CrossFit has a fundamental belief in fitness. The idea is that there is a physical capacity that would lend itself generally well to any and all contingencies—to the likely, to the unlikely, to the known, to the unknown. This physical capacity is different than the fitness required for sports. In sports, specific requirements are necessary. A baseball pitcher needs to throw hard, a sprinter needs to run fast, and a football lineman needs to be strong. But the average adult needs to have a well-rounded level fitness: fast in sprints and long distances, strong, flexible, balanced, accurate, etc. The average adult doesn’t know if he or she needs to fast enough to catch a running toddler headed for a busy street, strong enough to store Christmas decorations in the attic, or have the heart & lung conditioning to withstand surgery after a car crash.
The methodology that drives CrossFit is entirely based on data. We believe that meaningful statements about safety, efficacy, and efficiency, the three most important and interdependent facets to evaluate any fitness program, can be supported only by measurable, observable, repeatable data.

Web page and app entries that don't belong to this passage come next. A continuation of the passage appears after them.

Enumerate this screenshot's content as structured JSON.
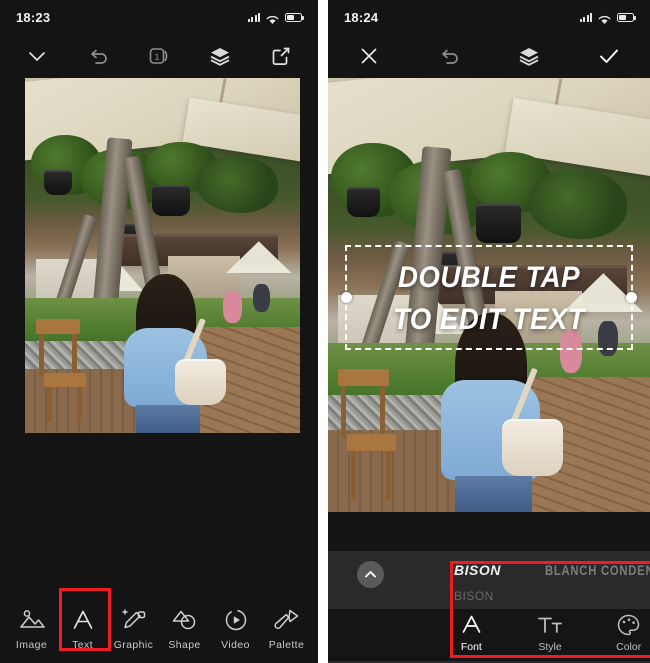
{
  "app": {
    "name": "photo-video-editor",
    "accent_red": "#ee1c25",
    "background": "#141414"
  },
  "left_phone": {
    "status": {
      "time": "18:23",
      "signal_icon": "signal-bars-icon",
      "wifi_icon": "wifi-icon",
      "battery_icon": "battery-half-icon"
    },
    "toolbar": [
      {
        "name": "collapse-down-button",
        "icon": "chevron-down-icon"
      },
      {
        "name": "undo-button",
        "icon": "undo-arrow-icon"
      },
      {
        "name": "pages-button",
        "icon": "page-count-icon",
        "badge": "1"
      },
      {
        "name": "layers-button",
        "icon": "layers-icon"
      },
      {
        "name": "export-button",
        "icon": "share-export-icon"
      }
    ],
    "tools": [
      {
        "label": "Image",
        "icon": "image-icon",
        "selected": false
      },
      {
        "label": "Text",
        "icon": "letter-a-icon",
        "selected": true
      },
      {
        "label": "Graphic",
        "icon": "graphic-pen-icon",
        "selected": false
      },
      {
        "label": "Shape",
        "icon": "shape-icon",
        "selected": false
      },
      {
        "label": "Video",
        "icon": "video-play-icon",
        "selected": false
      },
      {
        "label": "Palette",
        "icon": "palette-brush-icon",
        "selected": false
      }
    ]
  },
  "right_phone": {
    "status": {
      "time": "18:24",
      "signal_icon": "signal-bars-icon",
      "wifi_icon": "wifi-icon",
      "battery_icon": "battery-half-icon"
    },
    "toolbar": [
      {
        "name": "close-button",
        "icon": "close-x-icon"
      },
      {
        "name": "undo-button",
        "icon": "undo-arrow-icon"
      },
      {
        "name": "layers-button",
        "icon": "layers-icon"
      },
      {
        "name": "confirm-button",
        "icon": "checkmark-icon"
      }
    ],
    "canvas_text": {
      "line1": "DOUBLE TAP",
      "line2": "TO EDIT TEXT",
      "selected": true
    },
    "sheet": {
      "collapse_icon": "chevron-up-icon",
      "fonts": [
        {
          "name": "BISON",
          "selected": true
        },
        {
          "name": "BLANCH CONDENSED BY A",
          "selected": false
        }
      ],
      "font_preview_second_row": "BISON",
      "tabs": [
        {
          "label": "Font",
          "icon": "letter-a-icon",
          "selected": true
        },
        {
          "label": "Style",
          "icon": "text-size-icon",
          "selected": false
        },
        {
          "label": "Color",
          "icon": "palette-color-icon",
          "selected": false
        }
      ]
    }
  },
  "annotations": {
    "left_highlight_target": "Text",
    "right_highlight_target": "Font"
  }
}
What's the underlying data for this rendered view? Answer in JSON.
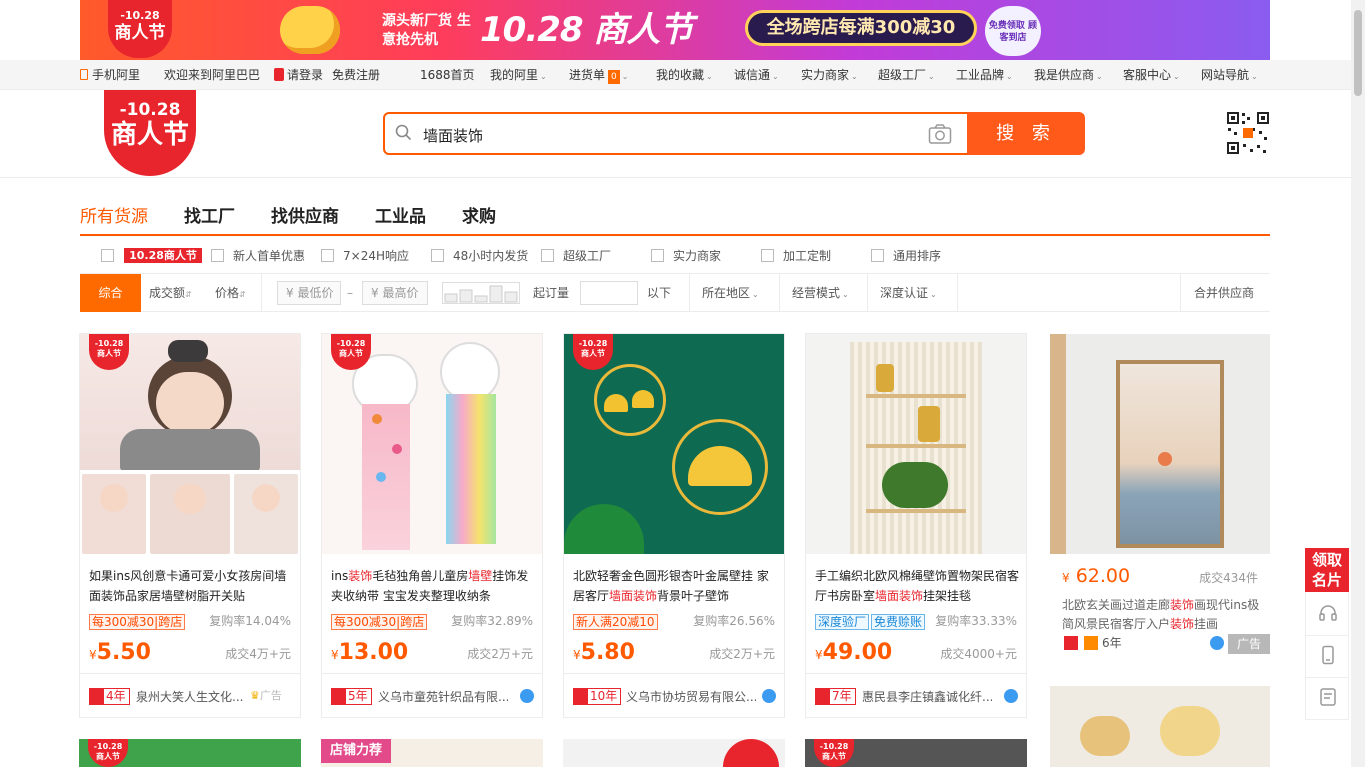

In implementation, CrossFit is, quite simply, the “sport of fitness.” We’ve learned that harnessing the natural camaraderie, competition, and fun of sport or game yields an intensity that cannot be matched by other means.